Skip to content Skip to footer

Climate Neutral Data Centre Pact proposes new water metrics

Image: Adobe Stock / metamorworks

The Climate Neutral Data Centre Pact (CNDCP) has proposed new metrics for water conservation to the European Commission.

Established in 2021, the CNDCP is a self-regulatory initiative currently backed by 74 data centre operators and 23 associations with the aim of climate neutrality.

It holds progress meetings with members of the Directorate General for Communications Networks, Content and Technology (DG CNECT) and the Directorate General for the Environment (DG ENV) every six months, the third of which took place in June 2022.

With water cooling an increasingly common approach to data centre cooling, the most recent meeting has seen the CNDCP propose a water use limit of 0.4 litres of water per Kilowatt-hour of computer power (0.4 l/kWh). According to the CNDCP, this metric takes into account the diverse range of technologies, climates and types of data centre building to ensure that it is technology and location neutral.

The proposed metric will need to be achieved at data centres operated by pact signatories by 2040, taking into consideration the lifecycle of current cooling systems and the embedded carbon cost of early replacement. It also aims to prevent construction of any new data centres that would be unable to meet the agreed metric.

The proposed metric suggests that every data centre building should be treated as if it was in a high stress water area, and by differentiating between potable and non-potable water, the measure will encourage use of grey-water and rainwater for cooling.

The CNDCP also presented updates from its Monitoring and Reporting Working Group, tasked with formalising how metrics are measured and to align reporting with existing approved frameworks. The group has said that pact metrics will be mapped against the ISO 30134 standard by independent auditing company Bureau Veritas.

The CNDCP has also established two new working groups to define targets for recycling and reuse as part of a circular economy, and to establish metrics for energy efficiency. Progress of these will be reported at the next update meeting planned for November 2022.

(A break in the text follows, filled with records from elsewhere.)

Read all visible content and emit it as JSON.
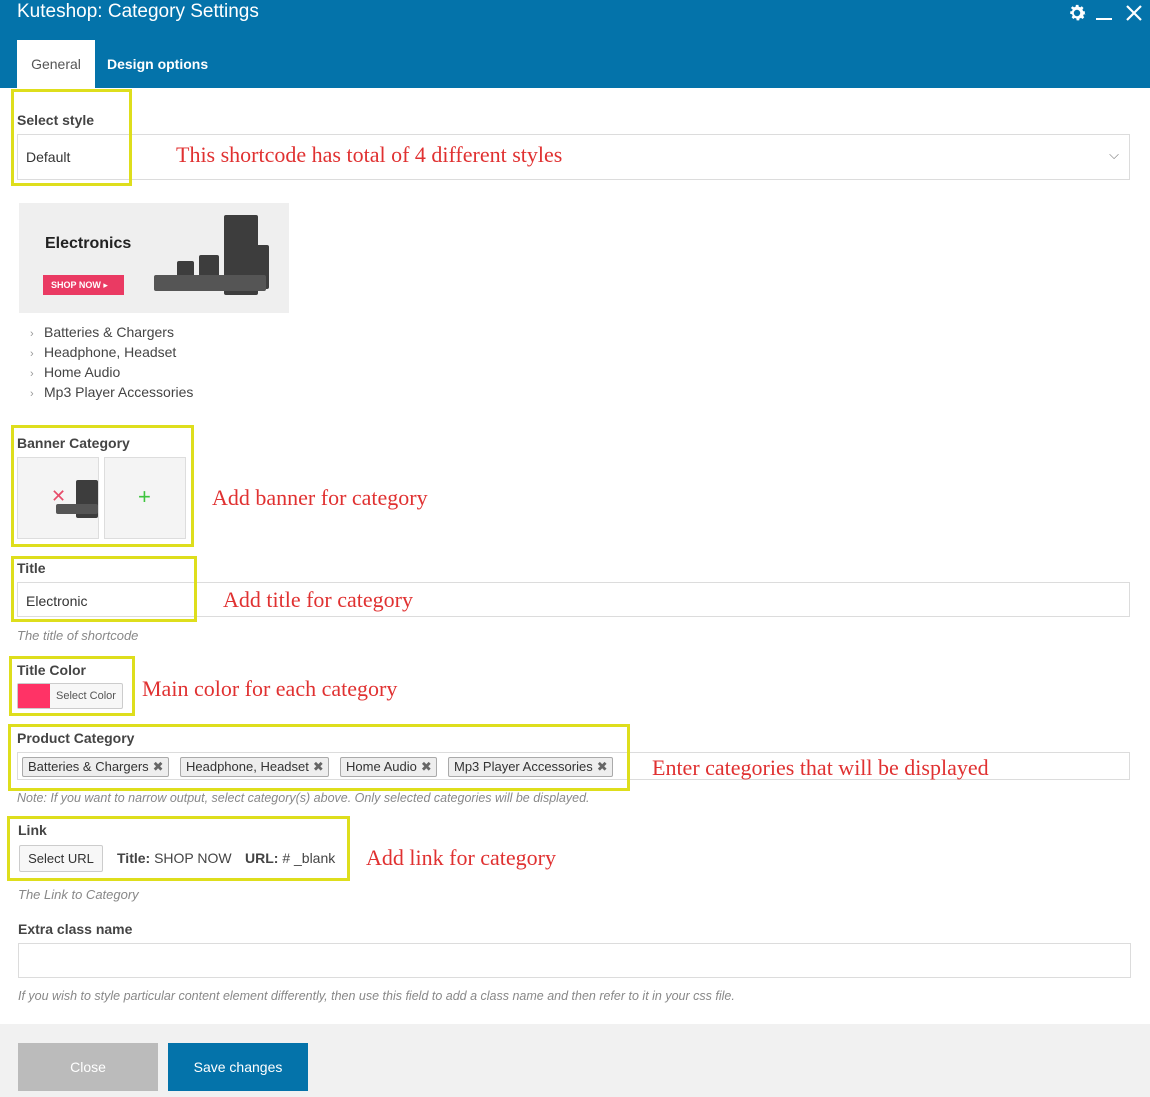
{
  "window": {
    "title": "Kuteshop: Category Settings",
    "icons": [
      "gear-icon",
      "minimize-icon",
      "close-icon"
    ]
  },
  "tabs": [
    {
      "label": "General",
      "active": true
    },
    {
      "label": "Design options",
      "active": false
    }
  ],
  "select_style": {
    "label": "Select style",
    "value": "Default",
    "annotation": "This shortcode has total of 4 different styles"
  },
  "preview": {
    "banner_title": "Electronics",
    "banner_button": "SHOP NOW",
    "items": [
      "Batteries & Chargers",
      "Headphone, Headset",
      "Home Audio",
      "Mp3 Player Accessories"
    ]
  },
  "banner_category": {
    "label": "Banner Category",
    "annotation": "Add banner for category"
  },
  "title_field": {
    "label": "Title",
    "value": "Electronic",
    "hint": "The title of shortcode",
    "annotation": "Add title for category"
  },
  "title_color": {
    "label": "Title Color",
    "button": "Select Color",
    "color": "#ff3366",
    "annotation": "Main color for each category"
  },
  "product_category": {
    "label": "Product Category",
    "tags": [
      "Batteries & Chargers",
      "Headphone, Headset",
      "Home Audio",
      "Mp3 Player Accessories"
    ],
    "hint": "Note: If you want to narrow output, select category(s) above. Only selected categories will be displayed.",
    "annotation": "Enter categories that will be displayed"
  },
  "link": {
    "label": "Link",
    "button": "Select URL",
    "title_label": "Title:",
    "title_value": "SHOP NOW",
    "url_label": "URL:",
    "url_value": "# _blank",
    "hint": "The Link to Category",
    "annotation": "Add link for category"
  },
  "extra_class": {
    "label": "Extra class name",
    "value": "",
    "hint": "If you wish to style particular content element differently, then use this field to add a class name and then refer to it in your css file."
  },
  "footer": {
    "close_label": "Close",
    "save_label": "Save changes"
  },
  "colors": {
    "header": "#0473aa",
    "annotation": "#e03131",
    "highlight_box": "#dede1c"
  }
}
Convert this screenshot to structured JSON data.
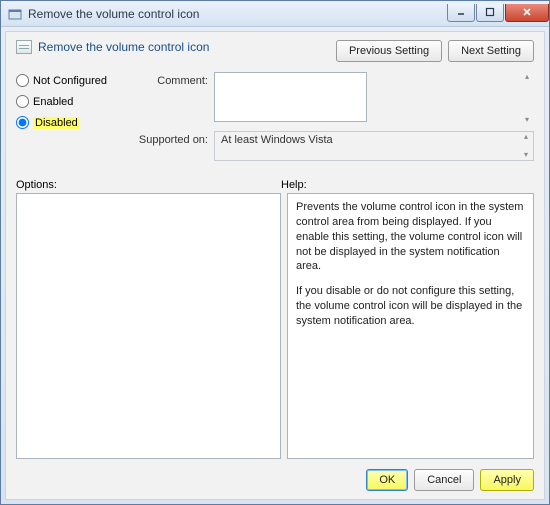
{
  "window": {
    "title": "Remove the volume control icon"
  },
  "header": {
    "title": "Remove the volume control icon",
    "prev": "Previous Setting",
    "next": "Next Setting"
  },
  "config": {
    "not_configured": "Not Configured",
    "enabled": "Enabled",
    "disabled": "Disabled",
    "selected": "disabled",
    "comment_label": "Comment:",
    "comment_value": "",
    "supported_label": "Supported on:",
    "supported_value": "At least Windows Vista"
  },
  "mid": {
    "options_label": "Options:",
    "help_label": "Help:"
  },
  "help": {
    "p1": "Prevents the volume control icon in the system control area from being displayed. If you enable this setting, the volume control icon will not be displayed in the system notification area.",
    "p2": "If you disable or do not configure this setting, the volume control icon will be displayed in the system notification area."
  },
  "footer": {
    "ok": "OK",
    "cancel": "Cancel",
    "apply": "Apply"
  }
}
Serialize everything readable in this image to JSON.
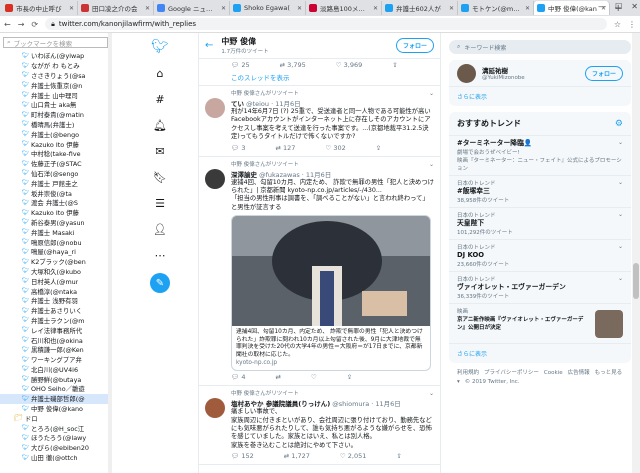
{
  "browser": {
    "tabs": [
      {
        "label": "市長の中止呼び",
        "color": "#d93025"
      },
      {
        "label": "田口凌之介の会",
        "color": "#cc3333"
      },
      {
        "label": "Google ニュース",
        "color": "#4285f4"
      },
      {
        "label": "Shoko Egawa(",
        "color": "#1da1f2"
      },
      {
        "label": "淡路島100メート",
        "color": "#cc0033"
      },
      {
        "label": "弁護士602人が",
        "color": "#1da1f2"
      },
      {
        "label": "モトケン(@moto",
        "color": "#1da1f2"
      },
      {
        "label": "中野 俊偉(@kan",
        "color": "#1da1f2",
        "active": true
      }
    ],
    "url": "twitter.com/kanonjilawfirm/with_replies"
  },
  "bookmarks": {
    "search_placeholder": "ブックマークを検索",
    "items": [
      {
        "label": "いわぼん(@yiwap"
      },
      {
        "label": "ながが わ もとみ"
      },
      {
        "label": "ささきりょう(@sa"
      },
      {
        "label": "弁護士恢重京(@n"
      },
      {
        "label": "弁護士 山中理司"
      },
      {
        "label": "山口貴士 aka無"
      },
      {
        "label": "町村泰貴(@matin"
      },
      {
        "label": "橋晴馬(弁護士)"
      },
      {
        "label": "弁護士(@bengo"
      },
      {
        "label": "Kazuko Ito 伊藤"
      },
      {
        "label": "中村稔(take-five"
      },
      {
        "label": "佐藤正子(@STAC"
      },
      {
        "label": "仙石洋(@sengo"
      },
      {
        "label": "弁護士 戸館圭之"
      },
      {
        "label": "坂井崇俊(@ta"
      },
      {
        "label": "渡会 弁護士(@S"
      },
      {
        "label": "Kazuko Ito 伊藤"
      },
      {
        "label": "新谷泰男(@yasun"
      },
      {
        "label": "弁護士 Masaki"
      },
      {
        "label": "鳴原信郎(@nobu"
      },
      {
        "label": "鳴屋(@haya_ri"
      },
      {
        "label": "K2ブラック(@ben"
      },
      {
        "label": "大塚和久(@kubo"
      },
      {
        "label": "日村英人(@mur"
      },
      {
        "label": "高橋淳(@ntaka"
      },
      {
        "label": "弁護士 浅野有羽"
      },
      {
        "label": "弁護士あさりいく"
      },
      {
        "label": "弁護士ラクン(@m"
      },
      {
        "label": "レイ法律事務所代"
      },
      {
        "label": "石川和也(@okina"
      },
      {
        "label": "黒積謙一郎(@Ken"
      },
      {
        "label": "ワーキングプア弁"
      },
      {
        "label": "北白川(@UV4i6"
      },
      {
        "label": "勝野鮮(@butaya"
      },
      {
        "label": "OHO Seiho／雛遊"
      },
      {
        "label": "弁護士磯部哲郎(@",
        "selected": true
      },
      {
        "label": "中野 俊偉(@kano"
      },
      {
        "label": "ドロ",
        "folder": true
      },
      {
        "label": "とろろ(@H_soc江"
      },
      {
        "label": "ほうたろう(@lawy"
      },
      {
        "label": "大ぴら(@ebiben20"
      },
      {
        "label": "山田 徹(@ottch"
      }
    ]
  },
  "timeline": {
    "header": {
      "name": "中野 俊偉",
      "sub": "1.7万件のツイート",
      "follow_label": "フォロー"
    },
    "top_actions": {
      "reply": "25",
      "retweet": "3,795",
      "like": "3,969"
    },
    "show_thread": "このスレッドを表示",
    "tweets": [
      {
        "retweeter": "中野 俊偉さんがリツイート",
        "name": "てい",
        "handle": "@teiou · 11月6日",
        "text": "刑が14年6月7日 (?) 25重で、受送達者と同一人物である可能性が高いFacebookアカウントがインターネット上に存在しそのアカウントにアクセスし事案を考えて送達を行った事案です。...(京都地裁平31.2.5決定)ってもうタイトルだけで怖くないですか?",
        "reply": "3",
        "retweet": "127",
        "like": "302",
        "avatar_color": "#c7a7a0"
      },
      {
        "retweeter": "中野 俊偉さんがリツイート",
        "name": "深澤諭史",
        "handle": "@fukazawas · 11月6日",
        "text": "逮捕4回、勾留10カ月、内定ため、 詐欺で無罪の男性「犯人と決めつけられた」| 京都新聞 kyoto-np.co.jp/articles/-/430...\n「担当の男性刑事は調書を、「調べることがない」と言われ終わって」と男性が証言する",
        "card_text": "逮捕4回、勾留10カ月、内定ため、 詐欺で無罪の男性「犯人と決めつけられた」詐欺罪に問われ10カ月以上勾留された後、9月に大津地裁で無罪判決を受けた20代の大学4年の男性＝大阪府＝が17日までに、京都新聞社の取材に応じた。",
        "card_src": "kyoto-np.co.jp",
        "reply": "4",
        "retweet": "",
        "like": "",
        "avatar_color": "#3a3a3a"
      },
      {
        "retweeter": "中野 俊偉さんがリツイート",
        "name": "塩村あやか 参議院議員(りっけん)",
        "handle": "@shiomura · 11月6日",
        "text": "痛ましい事故で、\n家族周辺に付きまといがあり、会社周辺に張り付けており、勤務先などにも気味悪がられたりして、誰も気持ち悪がるような嫌がらせを、恐怖を感じていました。家族とはいえ、私とは別人格。\n家族を巻き込むことは絶対にやめて下さい。",
        "reply": "152",
        "retweet": "1,727",
        "like": "2,051",
        "avatar_color": "#a05a3c"
      }
    ]
  },
  "rightcol": {
    "search_placeholder": "キーワード検索",
    "recommend": {
      "name": "溝延祐樹",
      "handle": "@YukiMizonobe",
      "follow_label": "フォロー"
    },
    "see_more": "さらに表示",
    "trends_title": "おすすめトレンド",
    "trends": [
      {
        "context": "",
        "name": "#ターミネーター降臨👤",
        "desc": "劇場で会おうぜベイビー!",
        "count": "",
        "promoted": "映画『ターミネーター：ニュー・フェイト』公式によるプロモーション"
      },
      {
        "context": "日本のトレンド",
        "name": "#飯塚幸三",
        "count": "38,958件のツイート"
      },
      {
        "context": "日本のトレンド",
        "name": "天皇陛下",
        "count": "101,292件のツイート"
      },
      {
        "context": "日本のトレンド",
        "name": "DJ KOO",
        "count": "23,660件のツイート"
      },
      {
        "context": "日本のトレンド",
        "name": "ヴァイオレット・エヴァーガーデン",
        "count": "36,339件のツイート"
      },
      {
        "context": "映画",
        "name": "",
        "desc": "京アニ新作映画『ヴァイオレット・エヴァーガーデン』公開日が決定",
        "count": "",
        "thumb": true
      }
    ],
    "see_more2": "さらに表示",
    "footer": [
      "利用規約",
      "プライバシーポリシー",
      "Cookie",
      "広告情報",
      "もっと見る ▾",
      "© 2019 Twitter, Inc."
    ]
  }
}
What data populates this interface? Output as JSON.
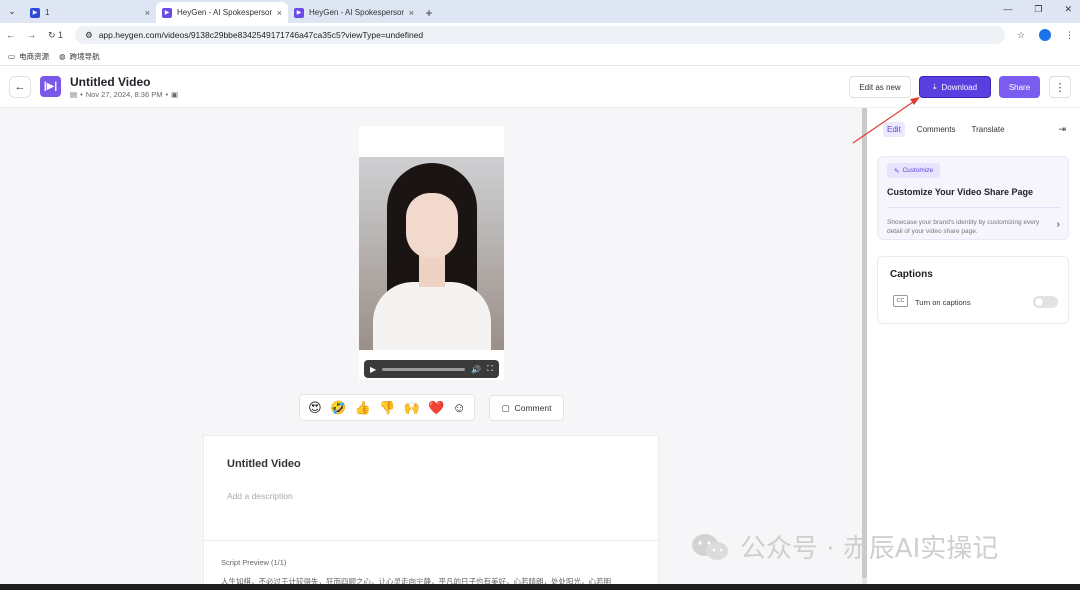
{
  "browser": {
    "tabs": [
      {
        "title": "1",
        "active": false
      },
      {
        "title": "HeyGen - AI Spokesperson V",
        "active": true
      },
      {
        "title": "HeyGen - AI Spokesperson V",
        "active": false
      }
    ],
    "tab_close_glyph": "×",
    "new_tab_glyph": "+",
    "url": "app.heygen.com/videos/9138c29bbe8342549171746a47ca35c5?viewType=undefined",
    "reload_badge": "1",
    "bookmarks": [
      "电商资源",
      "跨境导航"
    ]
  },
  "header": {
    "video_title": "Untitled Video",
    "meta_date": "Nov 27, 2024, 8:36 PM",
    "edit_as_new": "Edit as new",
    "download": "Download",
    "share": "Share"
  },
  "player": {
    "reactions": [
      "😍",
      "🤣",
      "👍",
      "👎",
      "🙌",
      "❤️",
      "☺"
    ],
    "comment_label": "Comment"
  },
  "details": {
    "title": "Untitled Video",
    "description_placeholder": "Add a description",
    "script_label": "Script Preview (1/1)",
    "script_text": "人生如棋，不必过于计较得失，狂而四顾之心，让心灵走向宁静，平凡的日子也有美好，心若晴朗，处处阳光，心若明"
  },
  "panel": {
    "tabs": [
      "Edit",
      "Comments",
      "Translate"
    ],
    "customize_chip": "Customize",
    "customize_title": "Customize Your Video Share Page",
    "customize_desc": "Showcase your brand's identity by customizing every detail of your video share page.",
    "captions_title": "Captions",
    "captions_toggle_label": "Turn on captions",
    "cc_label": "CC"
  },
  "watermark": {
    "text": "公众号 · 赤辰AI实操记"
  },
  "colors": {
    "brand": "#5b3ee0",
    "share": "#7b5cf0",
    "annotation": "#e03c2e"
  }
}
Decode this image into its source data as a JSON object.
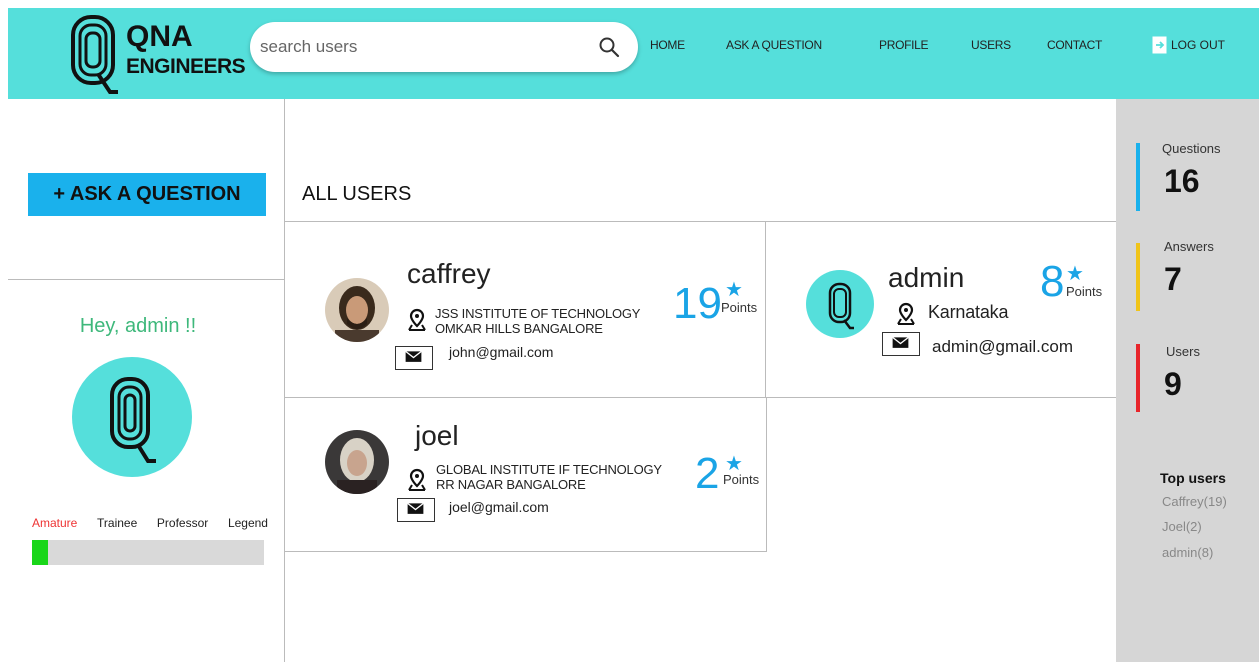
{
  "header": {
    "logo_line1": "QNA",
    "logo_line2": "ENGINEERS",
    "search_placeholder": "search users",
    "nav": [
      "HOME",
      "ASK A QUESTION",
      "PROFILE",
      "USERS",
      "CONTACT"
    ],
    "logout_label": "LOG OUT"
  },
  "left": {
    "ask_button": "+ ASK A QUESTION",
    "greeting": "Hey, admin !!",
    "levels": [
      "Amature",
      "Trainee",
      "Professor",
      "Legend"
    ],
    "active_level": "Amature",
    "progress_fraction": 0.07
  },
  "main": {
    "title": "ALL USERS",
    "users": [
      {
        "name": "caffrey",
        "location_line1": "JSS INSTITUTE OF TECHNOLOGY",
        "location_line2": "OMKAR HILLS BANGALORE",
        "email": "john@gmail.com",
        "points": "19",
        "points_label": "Points"
      },
      {
        "name": "admin",
        "location_line1": "Karnataka",
        "location_line2": "",
        "email": "admin@gmail.com",
        "points": "8",
        "points_label": "Points"
      },
      {
        "name": "joel",
        "location_line1": "GLOBAL INSTITUTE IF TECHNOLOGY",
        "location_line2": "RR NAGAR BANGALORE",
        "email": "joel@gmail.com",
        "points": "2",
        "points_label": "Points"
      }
    ]
  },
  "right": {
    "stats": [
      {
        "label": "Questions",
        "value": "16",
        "color": "#1ab1ec"
      },
      {
        "label": "Answers",
        "value": "7",
        "color": "#f0c419"
      },
      {
        "label": "Users",
        "value": "9",
        "color": "#e8252b"
      }
    ],
    "top_users_title": "Top users",
    "top_users": [
      "Caffrey(19)",
      "Joel(2)",
      "admin(8)"
    ]
  },
  "colors": {
    "header": "#55dfdb",
    "accent_blue": "#1ab1ec",
    "progress": "#19d619",
    "greeting": "#3eb87b"
  }
}
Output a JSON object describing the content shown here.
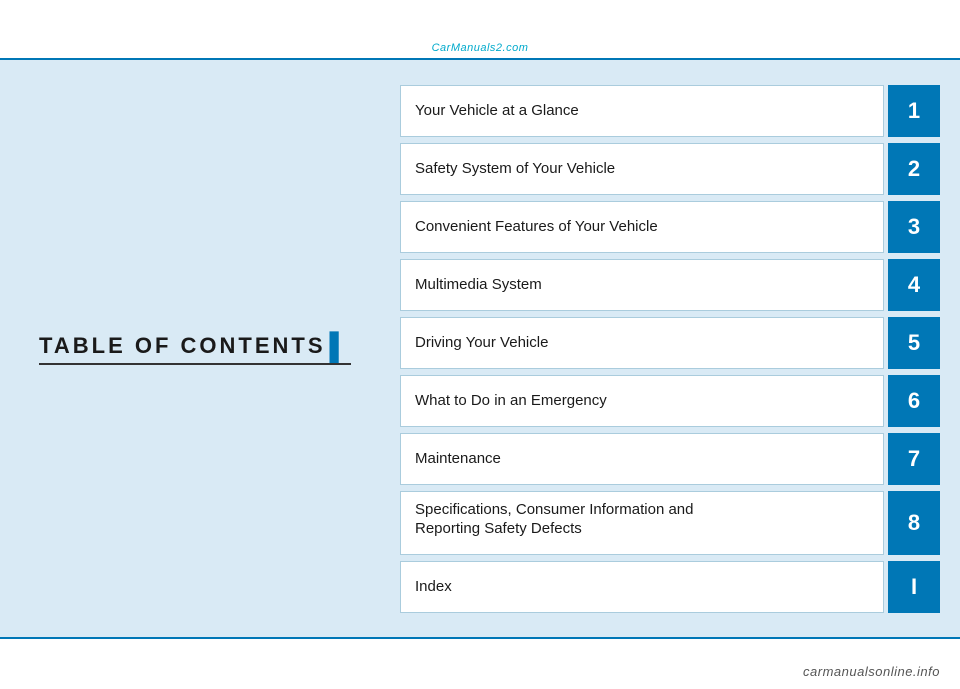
{
  "watermark": {
    "text": "CarManuals2.com"
  },
  "left_panel": {
    "title": "TABLE OF CONTENTS",
    "title_marker": "▌"
  },
  "toc": {
    "items": [
      {
        "label": "Your Vehicle at a Glance",
        "number": "1"
      },
      {
        "label": "Safety System of Your Vehicle",
        "number": "2"
      },
      {
        "label": "Convenient Features of Your Vehicle",
        "number": "3"
      },
      {
        "label": "Multimedia System",
        "number": "4"
      },
      {
        "label": "Driving Your Vehicle",
        "number": "5"
      },
      {
        "label": "What to Do in an Emergency",
        "number": "6"
      },
      {
        "label": "Maintenance",
        "number": "7"
      },
      {
        "label": "Specifications, Consumer Information and\nReporting Safety Defects",
        "number": "8"
      },
      {
        "label": "Index",
        "number": "I"
      }
    ]
  },
  "bottom_logo": {
    "text": "carmanualsonline.info"
  },
  "colors": {
    "accent_blue": "#0077b6",
    "light_bg": "#d9eaf5",
    "border": "#aaccdd",
    "text_dark": "#1a1a1a",
    "watermark": "#00aacc"
  }
}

Commenting on the meeting, Chairperson Matt Pullen, said; “This was the third of our bi-annual update meetings with the commission and we feel we are really hitting our stride in providing relevant, auditable metrics that make significant contribution to accelerating our industry’s shift to climate neutrality. With over 90% of Europe’s data centre capacity represented by signatories to the pact, these meetings are milestones on a crucial journey for Europe’s Green Deal and Digital Agenda.”

You may also like

Stay In The Know

Get the Data Centre Review Newsletter direct to your inbox.